Oh, & I just can't resist acknowledging 1916's well-wrought contribution to this little colloquy—if only to say that, if Obama were a socialist, he'd give you his house. G'wan—ask him! He'll tell you "no," & then you can rest easier. No pinkos banging on your door after tomorrow night.

See here.

Cafe Observer said...

P, I just saw an ad from the google on your website proclaiming support marriage rights vote yes on 8!?

Vetty interesting. You people never cease to confound us animals. Just when we think we have y'all understood...

Equal access & equal rights I guess.

I've lived under the traditional definition of marriage. I'm living under the new redefined def from the st supreme judges, and I'll probably be living under some future marriage def as well. Ok. But, I hope it isn't our pets those humans, wanting the right to marry us their masters!!

Now that is going much to far. Talk about marrying down!

Petrea said...

Not only that, C.O., but there was a pro Prop 8 ad at the link Bernie sent me to! Go figure.

Welcome, Eric. What a reasoned response and such a nice blog, too. And Virginia, thanks for sending me to see what Benjamin had to say today. He's a cool guy.

Thanks all for a great discussion yesterday and today. Vote!

Virginia said...

Oh hell yeah, I'm voting righ here in good ole Alabama!

USelaine said...

A comment composed by another person on another blog:

"Prop 8 has little to do with God sanctioned coupling and everything to do with state sanctioned coupling. It is not about being married in the eyes of God. If that were what is was about, then gays could form their own churches and perform their own ceremonies and presto, they would be married. In the eyes of a church. Not in the eyes of the state. And that is what is at issue. Churches that do not accept same sex marriages will continue to not accept same sex marriages and that is the way it works in God’s house. However, the state, by sanctioning the legal ramifications of a union between two individuals whatever their gender, will grant those two individuals rights in medical, financial, and family related arenas same gender couples have in the past been denied. This effects jointly held property, heirs, custody issues, who gets to sign off on medical documents if you are injured and incapacitated, it is essentially about a legal contract recognized by the state. However, everyone likes to mix it up with God. So, problems arise."

Petrea said...

Elaine: exactly. It's not essentially a religious issue, but...

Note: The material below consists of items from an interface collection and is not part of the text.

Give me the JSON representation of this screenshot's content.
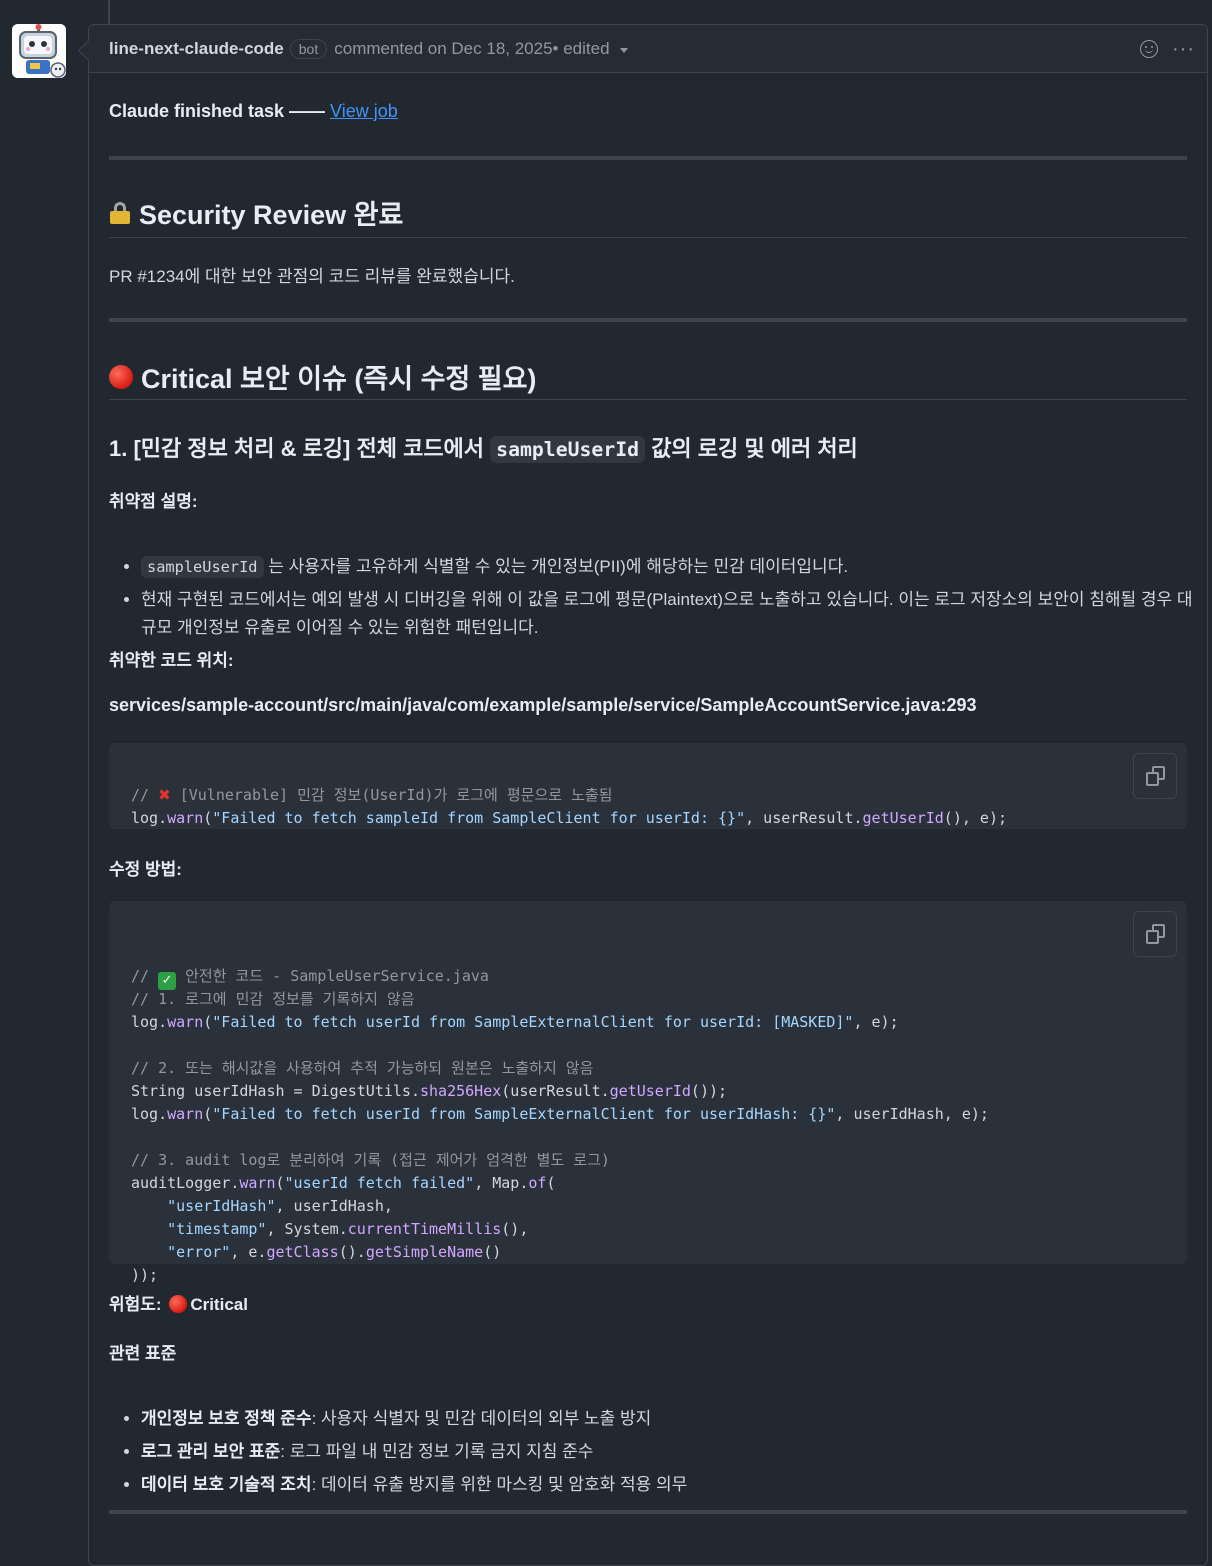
{
  "comment": {
    "author": "line-next-claude-code",
    "badge": "bot",
    "meta": "commented on Dec 18, 2025",
    "edited": "• edited",
    "more": "···"
  },
  "intro": {
    "text": "Claude finished task —— ",
    "link": "View job"
  },
  "sections": {
    "security_review_title": "Security Review 완료",
    "security_review_body": "PR #1234에 대한 보안 관점의 코드 리뷰를 완료했습니다.",
    "critical_title": "Critical 보안 이슈 (즉시 수정 필요)",
    "issue1_prefix": "1. [민감 정보 처리 & 로깅] 전체 코드에서 ",
    "issue1_code": "sampleUserId",
    "issue1_suffix": " 값의 로깅 및 에러 처리",
    "vuln_desc_label": "취약점 설명:",
    "vuln_items": [
      {
        "code": "sampleUserId",
        "text": " 는 사용자를 고유하게 식별할 수 있는 개인정보(PII)에 해당하는 민감 데이터입니다."
      },
      {
        "code": "",
        "text": "현재 구현된 코드에서는 예외 발생 시 디버깅을 위해 이 값을 로그에 평문(Plaintext)으로 노출하고 있습니다. 이는 로그 저장소의 보안이 침해될 경우 대규모 개인정보 유출로 이어질 수 있는 위험한 패턴입니다."
      }
    ],
    "location_label": "취약한 코드 위치:",
    "location_path": "services/sample-account/src/main/java/com/example/sample/service/SampleAccountService.java:293",
    "fix_label": "수정 방법:",
    "risk_label": "위험도: ",
    "risk_value": "Critical",
    "standards_label": "관련 표준",
    "standards": [
      {
        "title": "개인정보 보호 정책 준수",
        "text": ": 사용자 식별자 및 민감 데이터의 외부 노출 방지"
      },
      {
        "title": "로그 관리 보안 표준",
        "text": ": 로그 파일 내 민감 정보 기록 금지 지침 준수"
      },
      {
        "title": "데이터 보호 기술적 조치",
        "text": ": 데이터 유출 방지를 위한 마스킹 및 암호화 적용 의무"
      }
    ]
  },
  "code1": {
    "comment_prefix": "// ",
    "comment_text": " [Vulnerable] 민감 정보(UserId)가 로그에 평문으로 노출됨",
    "line2_a": "log.",
    "line2_fn": "warn",
    "line2_b": "(",
    "line2_str": "\"Failed to fetch sampleId from SampleClient for userId: {}\"",
    "line2_c": ", userResult.",
    "line2_fn2": "getUserId",
    "line2_d": "(), e);"
  },
  "code2_lines": [
    "// ✅ 안전한 코드 - SampleUserService.java",
    "// 1. 로그에 민감 정보를 기록하지 않음",
    "log.warn(\"Failed to fetch userId from SampleExternalClient for userId: [MASKED]\", e);",
    "",
    "// 2. 또는 해시값을 사용하여 추적 가능하되 원본은 노출하지 않음",
    "String userIdHash = DigestUtils.sha256Hex(userResult.getUserId());",
    "log.warn(\"Failed to fetch userId from SampleExternalClient for userIdHash: {}\", userIdHash, e);",
    "",
    "// 3. audit log로 분리하여 기록 (접근 제어가 엄격한 별도 로그)",
    "auditLogger.warn(\"userId fetch failed\", Map.of(",
    "    \"userIdHash\", userIdHash,",
    "    \"timestamp\", System.currentTimeMillis(),",
    "    \"error\", e.getClass().getSimpleName()",
    "));"
  ],
  "colors": {
    "background": "#212830",
    "link": "#4493f8",
    "code_string": "#a5d6ff",
    "code_function": "#d2a8ff",
    "code_comment": "#9198a1",
    "critical_red": "#d71c12"
  }
}
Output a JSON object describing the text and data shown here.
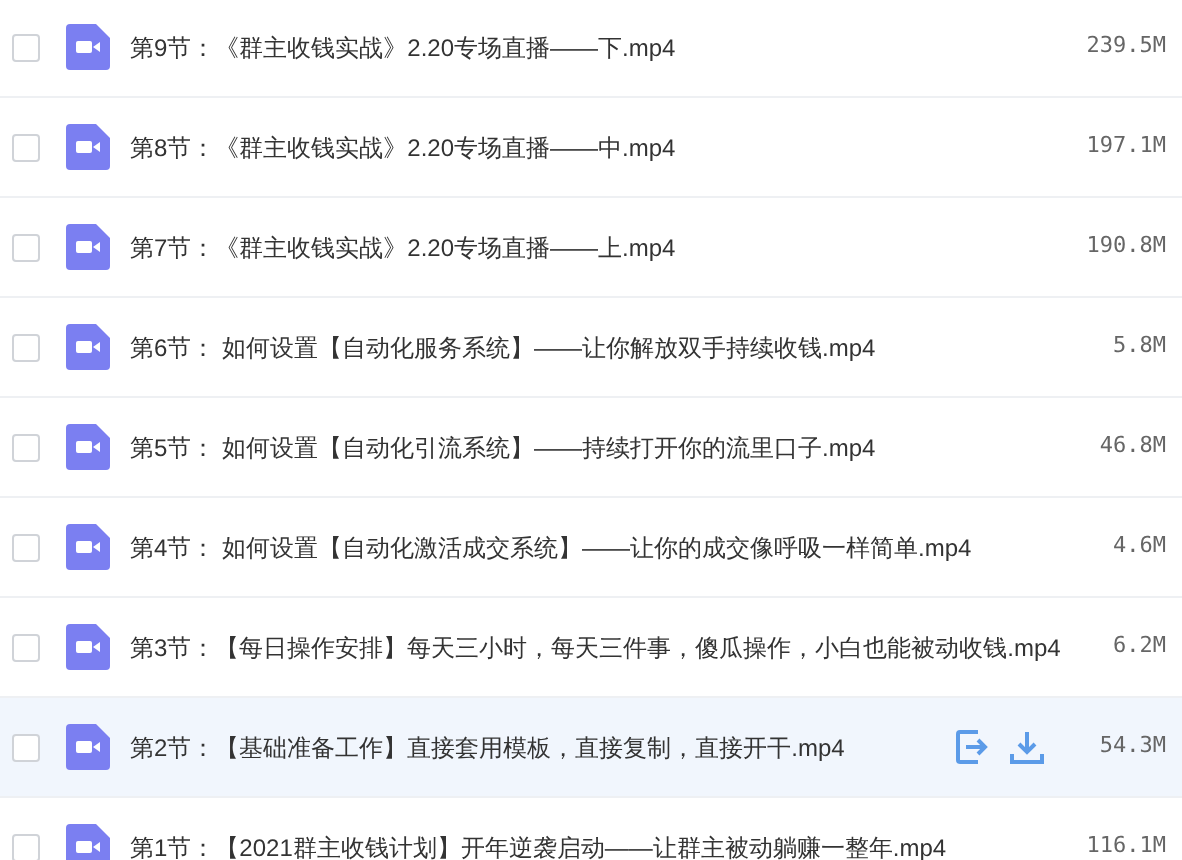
{
  "files": [
    {
      "name": "第9节：《群主收钱实战》2.20专场直播——下.mp4",
      "size": "239.5M",
      "checked": false,
      "highlighted": false
    },
    {
      "name": "第8节：《群主收钱实战》2.20专场直播——中.mp4",
      "size": "197.1M",
      "checked": false,
      "highlighted": false
    },
    {
      "name": "第7节：《群主收钱实战》2.20专场直播——上.mp4",
      "size": "190.8M",
      "checked": false,
      "highlighted": false
    },
    {
      "name": "第6节： 如何设置【自动化服务系统】——让你解放双手持续收钱.mp4",
      "size": "5.8M",
      "checked": false,
      "highlighted": false
    },
    {
      "name": "第5节： 如何设置【自动化引流系统】——持续打开你的流里口子.mp4",
      "size": "46.8M",
      "checked": false,
      "highlighted": false
    },
    {
      "name": "第4节： 如何设置【自动化激活成交系统】——让你的成交像呼吸一样简单.mp4",
      "size": "4.6M",
      "checked": false,
      "highlighted": false
    },
    {
      "name": "第3节：【每日操作安排】每天三小时，每天三件事，傻瓜操作，小白也能被动收钱.mp4",
      "size": "6.2M",
      "checked": false,
      "highlighted": false
    },
    {
      "name": "第2节：【基础准备工作】直接套用模板，直接复制，直接开干.mp4",
      "size": "54.3M",
      "checked": false,
      "highlighted": true
    },
    {
      "name": "第1节：【2021群主收钱计划】开年逆袭启动——让群主被动躺赚一整年.mp4",
      "size": "116.1M",
      "checked": false,
      "highlighted": false
    }
  ]
}
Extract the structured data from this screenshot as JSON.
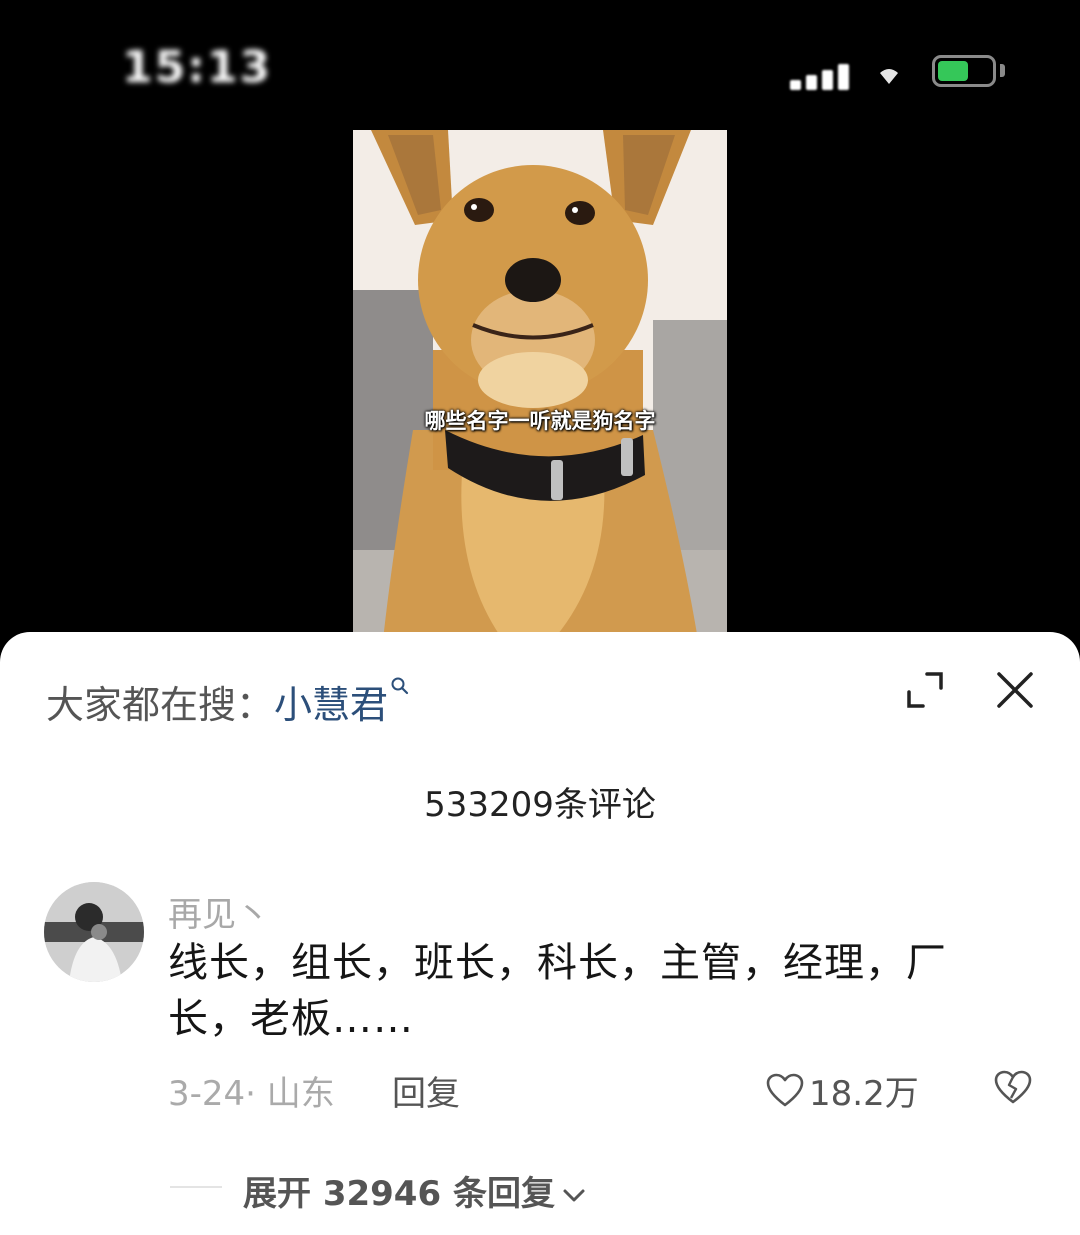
{
  "status_bar": {
    "time": "15:13",
    "battery_color": "#35c759"
  },
  "video": {
    "caption": "哪些名字一听就是狗名字"
  },
  "sheet": {
    "trending_prefix": "大家都在搜：",
    "trending_term": "小慧君",
    "trending_term_color": "#2c4f7a",
    "icons": [
      "search-icon",
      "expand-icon",
      "close-icon"
    ],
    "comment_count": "533209条评论"
  },
  "comment": {
    "username": "再见丶",
    "text": "线长，组长，班长，科长，主管，经理，厂长，老板……",
    "date_location": "3-24· 山东",
    "reply_label": "回复",
    "like_count": "18.2万",
    "expand_replies": "展开 32946 条回复"
  }
}
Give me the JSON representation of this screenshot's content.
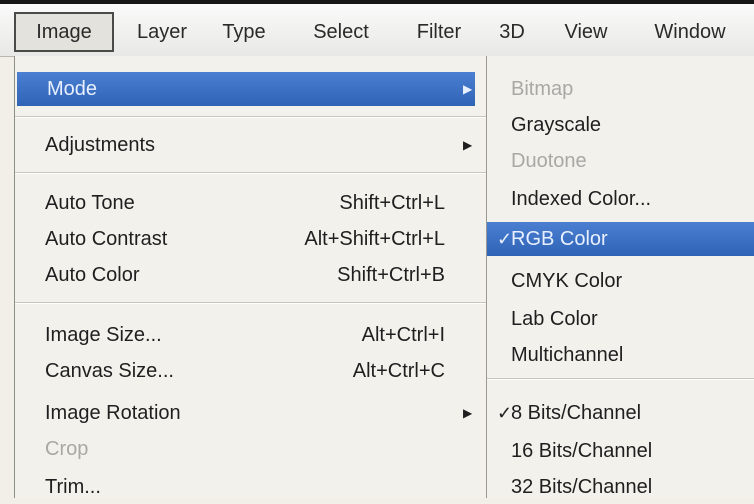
{
  "menubar": {
    "items": [
      "Image",
      "Layer",
      "Type",
      "Select",
      "Filter",
      "3D",
      "View",
      "Window"
    ]
  },
  "image_menu": {
    "items": [
      {
        "label": "Mode",
        "shortcut": "",
        "submenu": true,
        "highlighted": true
      },
      {
        "label": "Adjustments",
        "shortcut": "",
        "submenu": true
      },
      {
        "label": "Auto Tone",
        "shortcut": "Shift+Ctrl+L"
      },
      {
        "label": "Auto Contrast",
        "shortcut": "Alt+Shift+Ctrl+L"
      },
      {
        "label": "Auto Color",
        "shortcut": "Shift+Ctrl+B"
      },
      {
        "label": "Image Size...",
        "shortcut": "Alt+Ctrl+I"
      },
      {
        "label": "Canvas Size...",
        "shortcut": "Alt+Ctrl+C"
      },
      {
        "label": "Image Rotation",
        "shortcut": "",
        "submenu": true
      },
      {
        "label": "Crop",
        "shortcut": "",
        "disabled": true
      },
      {
        "label": "Trim...",
        "shortcut": ""
      }
    ]
  },
  "mode_submenu": {
    "items": [
      {
        "label": "Bitmap",
        "disabled": true
      },
      {
        "label": "Grayscale"
      },
      {
        "label": "Duotone",
        "disabled": true
      },
      {
        "label": "Indexed Color..."
      },
      {
        "label": "RGB Color",
        "checked": true,
        "highlighted": true
      },
      {
        "label": "CMYK Color"
      },
      {
        "label": "Lab Color"
      },
      {
        "label": "Multichannel"
      },
      {
        "label": "8 Bits/Channel",
        "checked": true
      },
      {
        "label": "16 Bits/Channel"
      },
      {
        "label": "32 Bits/Channel"
      }
    ],
    "check_glyph": "✓"
  },
  "glyphs": {
    "submenu_arrow": "▶"
  },
  "colors": {
    "highlight": "#3a6fc4",
    "disabled_text": "#a8a8a4"
  }
}
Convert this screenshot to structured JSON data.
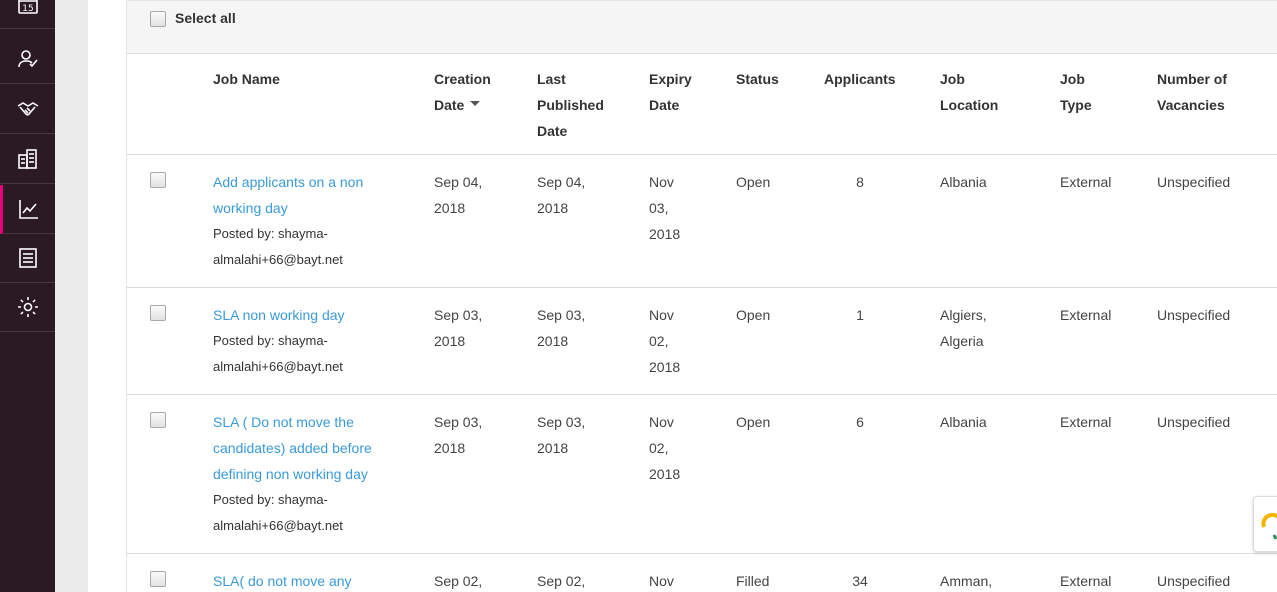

Churches don't have to perform these ceremonies if they don't want to. Even some counties that don't want to won't have to (although legally they can't discriminate, so if they refuse to perform gay marriages they will not be able to perform any marriages).